A few years later, I heard Colin arguing with his sisters, Claire and Caroline, about whether or not tamarin monkeys make barking noises. By now, you probably won’t be surprised to hear that a book grew out of that argument.

Can an Aardvark Bark? will be published in 2017. Would you like a sneak peek at the sketches? It’s illustrated by the uber-talented Steve Jenkins.

See, I told you I was a gossip. I really just can’t keep a secret.

Monday, April 11, 2016

Book of the Week: A Place for Butterflies

Educators often ask me which of my books would work best in their classroom. So this year, I’ve decided to feature a book each week and highlight related teaching materials and strategies.

A Place for Butterflies was originally published in 2006, but was revised and updated in 2014, so it has the latest information about the challenges butterflies face and how we can do simple things to help them survive.

You could share one or two spreads to support NGSS PE K-ESS3-3 or read the whole book as part of a lesson that addresses NGSS PE 5-ESS3-1.

I have also created a Teacher’s Guide that makes connections to a wide variety of NGSS and Common Core standards. You can find additional activities, including a life cycle song, here.

This book is great for Reading Buddies programs. For more information, read this article and look at the materials on my CCSS ELA RIT #1 & 2: Reading Buddies pinterest board. I also have a pinterest board devoted to A Place for Butterflies.

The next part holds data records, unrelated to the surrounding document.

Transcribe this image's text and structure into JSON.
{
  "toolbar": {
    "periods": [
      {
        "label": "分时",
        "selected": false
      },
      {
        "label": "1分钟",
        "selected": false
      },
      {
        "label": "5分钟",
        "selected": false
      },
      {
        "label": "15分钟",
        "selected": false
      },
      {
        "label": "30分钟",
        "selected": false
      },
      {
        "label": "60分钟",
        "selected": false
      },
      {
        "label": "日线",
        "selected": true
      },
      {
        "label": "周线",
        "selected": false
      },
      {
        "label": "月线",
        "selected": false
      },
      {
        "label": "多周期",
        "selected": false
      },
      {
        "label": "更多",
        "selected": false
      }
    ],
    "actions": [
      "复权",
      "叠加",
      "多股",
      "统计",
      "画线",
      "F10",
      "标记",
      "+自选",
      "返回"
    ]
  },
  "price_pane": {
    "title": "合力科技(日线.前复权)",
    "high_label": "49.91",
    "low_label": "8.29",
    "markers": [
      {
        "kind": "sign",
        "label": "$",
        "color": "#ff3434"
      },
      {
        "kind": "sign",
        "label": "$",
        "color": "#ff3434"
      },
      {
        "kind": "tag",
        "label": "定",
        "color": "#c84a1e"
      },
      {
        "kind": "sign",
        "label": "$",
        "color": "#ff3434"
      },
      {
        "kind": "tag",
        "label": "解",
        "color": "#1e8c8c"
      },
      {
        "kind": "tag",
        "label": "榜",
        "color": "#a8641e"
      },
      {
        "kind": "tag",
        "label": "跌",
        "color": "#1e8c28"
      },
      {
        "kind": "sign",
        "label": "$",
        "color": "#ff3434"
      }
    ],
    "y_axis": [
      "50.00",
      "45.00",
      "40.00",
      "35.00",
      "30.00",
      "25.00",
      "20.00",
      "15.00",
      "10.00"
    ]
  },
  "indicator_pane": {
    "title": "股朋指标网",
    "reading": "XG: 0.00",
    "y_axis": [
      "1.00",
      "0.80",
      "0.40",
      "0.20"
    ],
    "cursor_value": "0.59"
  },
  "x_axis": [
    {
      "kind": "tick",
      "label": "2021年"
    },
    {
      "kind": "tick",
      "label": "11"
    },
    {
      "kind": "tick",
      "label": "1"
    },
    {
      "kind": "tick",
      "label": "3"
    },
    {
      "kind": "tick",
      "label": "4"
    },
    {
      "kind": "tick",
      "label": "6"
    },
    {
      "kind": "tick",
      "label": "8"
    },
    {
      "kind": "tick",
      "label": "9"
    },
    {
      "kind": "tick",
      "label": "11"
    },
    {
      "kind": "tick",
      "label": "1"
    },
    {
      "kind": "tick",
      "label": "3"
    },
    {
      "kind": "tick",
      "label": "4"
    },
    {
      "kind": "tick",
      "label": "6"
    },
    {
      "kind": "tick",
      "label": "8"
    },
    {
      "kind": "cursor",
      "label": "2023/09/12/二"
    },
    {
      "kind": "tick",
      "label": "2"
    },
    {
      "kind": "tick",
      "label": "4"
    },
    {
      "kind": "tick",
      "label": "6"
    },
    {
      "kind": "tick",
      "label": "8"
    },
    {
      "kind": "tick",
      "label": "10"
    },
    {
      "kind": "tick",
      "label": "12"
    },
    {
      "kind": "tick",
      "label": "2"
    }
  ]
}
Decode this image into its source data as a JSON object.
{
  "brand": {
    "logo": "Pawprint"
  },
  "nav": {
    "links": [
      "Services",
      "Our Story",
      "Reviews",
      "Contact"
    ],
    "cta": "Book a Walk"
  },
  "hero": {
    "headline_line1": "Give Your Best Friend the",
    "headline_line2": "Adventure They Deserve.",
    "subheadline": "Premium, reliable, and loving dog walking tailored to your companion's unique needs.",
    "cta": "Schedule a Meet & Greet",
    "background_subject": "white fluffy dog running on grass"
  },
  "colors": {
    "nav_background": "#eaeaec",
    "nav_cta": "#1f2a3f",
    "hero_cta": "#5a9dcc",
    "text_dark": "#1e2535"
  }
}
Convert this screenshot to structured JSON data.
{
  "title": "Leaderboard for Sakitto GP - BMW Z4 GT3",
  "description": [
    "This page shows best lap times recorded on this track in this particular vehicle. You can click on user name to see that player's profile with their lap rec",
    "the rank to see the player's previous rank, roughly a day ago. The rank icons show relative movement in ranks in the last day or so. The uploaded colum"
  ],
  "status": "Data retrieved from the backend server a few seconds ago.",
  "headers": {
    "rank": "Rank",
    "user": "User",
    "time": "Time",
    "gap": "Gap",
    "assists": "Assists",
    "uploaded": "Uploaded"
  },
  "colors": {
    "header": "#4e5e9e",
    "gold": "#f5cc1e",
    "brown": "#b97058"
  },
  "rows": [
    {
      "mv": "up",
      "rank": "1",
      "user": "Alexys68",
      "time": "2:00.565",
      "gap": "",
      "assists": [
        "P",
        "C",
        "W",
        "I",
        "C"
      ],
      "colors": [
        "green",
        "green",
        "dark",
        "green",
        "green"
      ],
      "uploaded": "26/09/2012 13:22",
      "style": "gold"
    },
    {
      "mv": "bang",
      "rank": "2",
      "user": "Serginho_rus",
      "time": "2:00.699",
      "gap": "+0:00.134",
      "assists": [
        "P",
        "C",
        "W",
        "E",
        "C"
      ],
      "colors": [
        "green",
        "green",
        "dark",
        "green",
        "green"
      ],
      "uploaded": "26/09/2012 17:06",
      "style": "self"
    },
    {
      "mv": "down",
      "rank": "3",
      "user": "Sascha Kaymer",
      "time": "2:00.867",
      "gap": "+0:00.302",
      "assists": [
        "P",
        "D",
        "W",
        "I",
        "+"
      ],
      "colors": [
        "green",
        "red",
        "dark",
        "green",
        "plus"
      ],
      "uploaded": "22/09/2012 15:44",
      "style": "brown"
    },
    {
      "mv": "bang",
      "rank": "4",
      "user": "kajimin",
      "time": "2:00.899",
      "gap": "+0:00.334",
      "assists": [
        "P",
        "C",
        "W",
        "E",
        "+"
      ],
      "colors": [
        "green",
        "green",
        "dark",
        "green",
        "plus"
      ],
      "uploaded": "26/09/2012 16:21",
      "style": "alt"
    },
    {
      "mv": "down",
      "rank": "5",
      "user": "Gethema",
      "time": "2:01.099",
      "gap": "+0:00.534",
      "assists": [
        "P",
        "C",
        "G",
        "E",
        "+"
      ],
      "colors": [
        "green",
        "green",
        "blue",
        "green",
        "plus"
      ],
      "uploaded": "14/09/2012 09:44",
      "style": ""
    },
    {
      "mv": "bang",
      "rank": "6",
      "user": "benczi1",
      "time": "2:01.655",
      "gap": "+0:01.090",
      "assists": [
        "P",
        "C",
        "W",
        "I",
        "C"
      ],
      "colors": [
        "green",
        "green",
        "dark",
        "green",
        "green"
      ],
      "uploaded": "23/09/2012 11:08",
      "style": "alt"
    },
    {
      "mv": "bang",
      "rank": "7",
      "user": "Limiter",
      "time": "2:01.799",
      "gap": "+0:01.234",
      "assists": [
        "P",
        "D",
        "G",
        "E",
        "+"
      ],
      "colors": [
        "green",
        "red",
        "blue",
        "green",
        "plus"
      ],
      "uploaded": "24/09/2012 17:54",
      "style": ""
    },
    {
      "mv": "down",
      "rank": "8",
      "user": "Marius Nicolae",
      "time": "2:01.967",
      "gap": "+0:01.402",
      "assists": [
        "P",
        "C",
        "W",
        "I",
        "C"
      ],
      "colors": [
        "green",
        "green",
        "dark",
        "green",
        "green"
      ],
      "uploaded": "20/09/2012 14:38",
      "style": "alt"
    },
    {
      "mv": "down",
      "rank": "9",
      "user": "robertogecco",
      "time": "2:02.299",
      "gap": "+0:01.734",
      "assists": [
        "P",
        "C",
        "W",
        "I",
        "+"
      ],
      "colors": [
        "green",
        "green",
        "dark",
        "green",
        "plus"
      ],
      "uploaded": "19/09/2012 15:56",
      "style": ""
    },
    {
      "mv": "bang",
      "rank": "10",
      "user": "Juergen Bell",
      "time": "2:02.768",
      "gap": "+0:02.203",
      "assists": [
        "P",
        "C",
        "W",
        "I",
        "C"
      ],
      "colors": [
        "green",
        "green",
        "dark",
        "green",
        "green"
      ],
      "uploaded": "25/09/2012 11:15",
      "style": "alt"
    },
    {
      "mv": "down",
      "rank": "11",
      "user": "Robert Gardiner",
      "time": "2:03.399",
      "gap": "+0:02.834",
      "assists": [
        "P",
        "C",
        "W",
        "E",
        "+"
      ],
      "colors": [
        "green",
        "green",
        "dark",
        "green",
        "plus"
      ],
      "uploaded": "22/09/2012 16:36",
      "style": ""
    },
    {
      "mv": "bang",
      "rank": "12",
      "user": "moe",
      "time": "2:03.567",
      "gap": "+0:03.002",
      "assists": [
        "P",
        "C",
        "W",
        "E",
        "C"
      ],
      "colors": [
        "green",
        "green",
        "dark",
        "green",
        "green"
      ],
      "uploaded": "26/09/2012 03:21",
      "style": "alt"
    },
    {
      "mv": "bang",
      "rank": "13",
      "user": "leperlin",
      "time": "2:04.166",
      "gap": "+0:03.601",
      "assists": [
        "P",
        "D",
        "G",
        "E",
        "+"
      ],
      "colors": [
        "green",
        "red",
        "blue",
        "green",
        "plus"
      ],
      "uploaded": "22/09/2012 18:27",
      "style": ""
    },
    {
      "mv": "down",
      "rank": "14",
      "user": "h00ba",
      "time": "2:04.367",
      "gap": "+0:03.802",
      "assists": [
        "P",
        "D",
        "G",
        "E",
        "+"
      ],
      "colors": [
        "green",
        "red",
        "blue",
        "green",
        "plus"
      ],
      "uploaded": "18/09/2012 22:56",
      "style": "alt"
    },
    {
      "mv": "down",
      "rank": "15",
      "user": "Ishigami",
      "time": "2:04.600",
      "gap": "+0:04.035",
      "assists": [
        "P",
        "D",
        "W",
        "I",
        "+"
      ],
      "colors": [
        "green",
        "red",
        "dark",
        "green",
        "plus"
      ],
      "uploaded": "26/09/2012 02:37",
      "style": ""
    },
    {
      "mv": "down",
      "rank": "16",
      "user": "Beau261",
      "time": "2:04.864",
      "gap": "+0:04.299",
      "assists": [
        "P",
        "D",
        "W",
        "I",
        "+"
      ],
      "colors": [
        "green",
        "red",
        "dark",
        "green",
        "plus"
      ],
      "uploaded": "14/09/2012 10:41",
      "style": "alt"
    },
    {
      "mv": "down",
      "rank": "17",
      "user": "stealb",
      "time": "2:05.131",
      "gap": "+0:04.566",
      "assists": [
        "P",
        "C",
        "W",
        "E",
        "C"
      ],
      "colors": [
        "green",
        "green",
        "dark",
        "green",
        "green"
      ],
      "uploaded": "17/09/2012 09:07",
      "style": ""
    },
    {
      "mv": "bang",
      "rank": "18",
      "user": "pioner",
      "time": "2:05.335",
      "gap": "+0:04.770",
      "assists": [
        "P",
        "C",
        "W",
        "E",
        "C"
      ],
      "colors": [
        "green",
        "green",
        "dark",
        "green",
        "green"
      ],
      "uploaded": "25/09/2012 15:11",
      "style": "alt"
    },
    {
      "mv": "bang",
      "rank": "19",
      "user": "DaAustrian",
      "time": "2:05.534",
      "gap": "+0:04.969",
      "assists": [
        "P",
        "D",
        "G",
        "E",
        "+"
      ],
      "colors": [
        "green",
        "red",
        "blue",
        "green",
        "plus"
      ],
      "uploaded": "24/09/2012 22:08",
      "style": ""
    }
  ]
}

The main text of A Place for Butterfliess has both a cause & effect text structure and a problem-solution text structure, while many of the sibdebars compare past human activities that hurt butterflies to current more butterfly-friendly activities. That makes it a great mentor text for students learning about nonfiction text structures.